Aaron Franklin and Tyson Cole

ONE FIFTH AND, previously, Mark’s American Cuisine were famously housed inside a rehabbed church, complete with soaring ceilings and artful stained glass. The eateries, both iconic in their own right, are also now both closed. But, in a former church on 11th Street in the Heights, Loro has gloriously opened.

Loro melds the flavors of Japanese, Southeast Asian and Texas-barbecue cuisines, courtesy of Austin-based Tyson Cole (of Uchi fame) and Aaron Franklin, the nationally acclaimed pitmaster who operates the cult-followed Franklin Barbecue. Like the original on Austin’s South Lamar, Houston’s Loro touts an elevated-country-dancehall vibe, taken even higher by architectural details courtesy of the church’s bones — and by architect-designer Michael Hsu, who made the most of the beams and lofted ceilings.

As for the goods? They’re good, that’s for sure. The order-at-the-bar system can be a little unwieldy if the place is packed, but any of that potential stress is alleviated by the immediate delivery of a perfectly mixed batch cocktail or frozen spiked slushee. It’s best to order several small plates, and grab enough utensils to share. Simply seasoned veggies, like the wood-smoked snap peas, served with a kimchee dipping sauce, are a nice way to kick things off — the oaky flavor prepares the palate for what’s to come.

The smoked meats, ranging from salmon to pork belly and brisket, are all excellent, and served in a variety of ways — atop coconut rice, in a sandwich, on their own, drenched in various Asian condiments, with seasonal veggies that have been pickled. Plates are brought out as they’re ready; in the meantime, guests are vibing to a kickass soundtrack that ranges from Nas to obscure psych-rock.

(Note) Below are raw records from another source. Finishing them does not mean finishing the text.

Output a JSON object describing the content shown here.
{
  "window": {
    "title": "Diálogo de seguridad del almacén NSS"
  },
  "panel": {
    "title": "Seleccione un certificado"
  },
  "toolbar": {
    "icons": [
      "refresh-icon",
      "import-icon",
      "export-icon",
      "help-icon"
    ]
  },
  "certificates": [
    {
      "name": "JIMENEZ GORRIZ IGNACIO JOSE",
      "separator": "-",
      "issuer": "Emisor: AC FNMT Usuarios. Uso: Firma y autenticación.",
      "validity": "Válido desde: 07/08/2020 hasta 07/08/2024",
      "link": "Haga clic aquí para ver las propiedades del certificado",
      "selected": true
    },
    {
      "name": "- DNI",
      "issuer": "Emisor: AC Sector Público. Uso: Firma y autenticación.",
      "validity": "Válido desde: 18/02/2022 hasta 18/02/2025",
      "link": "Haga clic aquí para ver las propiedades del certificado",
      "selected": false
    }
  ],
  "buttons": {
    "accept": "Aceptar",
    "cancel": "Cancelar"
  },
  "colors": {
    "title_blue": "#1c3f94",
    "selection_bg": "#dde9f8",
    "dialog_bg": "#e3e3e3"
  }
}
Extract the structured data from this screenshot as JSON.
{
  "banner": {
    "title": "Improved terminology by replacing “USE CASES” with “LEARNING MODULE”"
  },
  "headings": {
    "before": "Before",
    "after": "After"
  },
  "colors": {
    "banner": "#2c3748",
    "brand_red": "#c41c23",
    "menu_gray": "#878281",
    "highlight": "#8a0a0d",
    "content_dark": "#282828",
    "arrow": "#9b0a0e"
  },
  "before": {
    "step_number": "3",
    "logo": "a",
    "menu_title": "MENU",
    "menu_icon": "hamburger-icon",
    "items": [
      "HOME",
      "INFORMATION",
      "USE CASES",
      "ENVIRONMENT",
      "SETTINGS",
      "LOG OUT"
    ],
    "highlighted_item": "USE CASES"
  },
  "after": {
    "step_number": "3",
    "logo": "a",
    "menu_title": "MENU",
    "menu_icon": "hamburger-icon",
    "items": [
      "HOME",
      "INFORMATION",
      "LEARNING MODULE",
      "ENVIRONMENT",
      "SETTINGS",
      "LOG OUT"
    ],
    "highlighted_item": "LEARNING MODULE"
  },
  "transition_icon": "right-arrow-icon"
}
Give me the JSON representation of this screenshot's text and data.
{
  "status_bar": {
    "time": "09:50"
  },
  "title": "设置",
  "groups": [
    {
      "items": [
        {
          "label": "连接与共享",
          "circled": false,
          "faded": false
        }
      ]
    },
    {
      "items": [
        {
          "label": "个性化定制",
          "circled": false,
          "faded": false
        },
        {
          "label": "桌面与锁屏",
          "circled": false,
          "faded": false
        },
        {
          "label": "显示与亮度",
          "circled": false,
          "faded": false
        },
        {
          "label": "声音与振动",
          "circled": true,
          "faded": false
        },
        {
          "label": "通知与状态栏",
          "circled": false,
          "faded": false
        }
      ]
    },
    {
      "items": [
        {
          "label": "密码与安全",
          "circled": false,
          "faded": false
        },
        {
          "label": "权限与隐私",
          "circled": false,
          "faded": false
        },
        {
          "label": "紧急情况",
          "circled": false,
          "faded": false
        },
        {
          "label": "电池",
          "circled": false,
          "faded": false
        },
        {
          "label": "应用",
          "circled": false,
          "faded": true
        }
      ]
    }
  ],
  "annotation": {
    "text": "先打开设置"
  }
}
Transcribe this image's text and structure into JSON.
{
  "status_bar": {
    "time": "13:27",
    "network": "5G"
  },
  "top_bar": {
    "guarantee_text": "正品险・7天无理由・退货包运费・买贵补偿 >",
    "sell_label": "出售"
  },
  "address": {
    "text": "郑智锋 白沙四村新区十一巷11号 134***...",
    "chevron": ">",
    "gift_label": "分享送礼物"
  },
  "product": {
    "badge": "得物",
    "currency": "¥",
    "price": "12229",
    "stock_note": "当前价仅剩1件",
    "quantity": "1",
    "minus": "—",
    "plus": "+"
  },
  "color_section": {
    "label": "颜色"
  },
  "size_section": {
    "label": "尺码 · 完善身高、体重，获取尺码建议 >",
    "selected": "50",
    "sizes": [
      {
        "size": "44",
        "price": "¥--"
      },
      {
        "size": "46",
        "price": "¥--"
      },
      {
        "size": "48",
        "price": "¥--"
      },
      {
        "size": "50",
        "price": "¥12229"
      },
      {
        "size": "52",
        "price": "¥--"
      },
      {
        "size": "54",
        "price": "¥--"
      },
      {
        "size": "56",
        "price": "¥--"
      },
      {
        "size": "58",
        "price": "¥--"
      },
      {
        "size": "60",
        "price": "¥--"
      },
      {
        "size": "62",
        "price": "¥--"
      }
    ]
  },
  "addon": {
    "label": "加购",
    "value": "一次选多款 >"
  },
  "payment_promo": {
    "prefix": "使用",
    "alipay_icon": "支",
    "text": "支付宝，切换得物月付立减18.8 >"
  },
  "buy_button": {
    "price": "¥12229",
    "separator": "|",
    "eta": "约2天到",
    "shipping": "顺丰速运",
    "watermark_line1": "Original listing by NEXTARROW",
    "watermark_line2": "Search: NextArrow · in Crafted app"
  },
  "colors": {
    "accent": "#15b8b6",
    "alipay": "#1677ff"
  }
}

And while all that might sound very Austin, Loro is arguably more apropos for Houston, a dynamic international food city. With plans to open Uchiko on Post Oak later this spring, Loro’s parent company Hai Hospitality doesn’t disagree.

Loro Burger

Pale Ale Battered Cod

Table Spread at Loro


Crane at Minute Maid Park, located near his two Downtown restaurants, Potente and Osso & Kristalla

In the fifth annual portfolio, meet the icons whose ambitions and accomplishments have shaped those of America’s most fascinating city — and the new titans guiding Houston to an exciting future. Presented in partnership with Residences at The Allen and Bentley Houston

Keep ReadingShow less
People + Places

The open-air lobby at the ‘Thompson Z’

SOME PEOPLE JUST aren’t beach-vacation people. Some people get their fill after an hour and a half of lying there, at which point the brain starts to wander to work and home life, thus defeating the purpose of a vacation.

Keep ReadingShow less
People + Places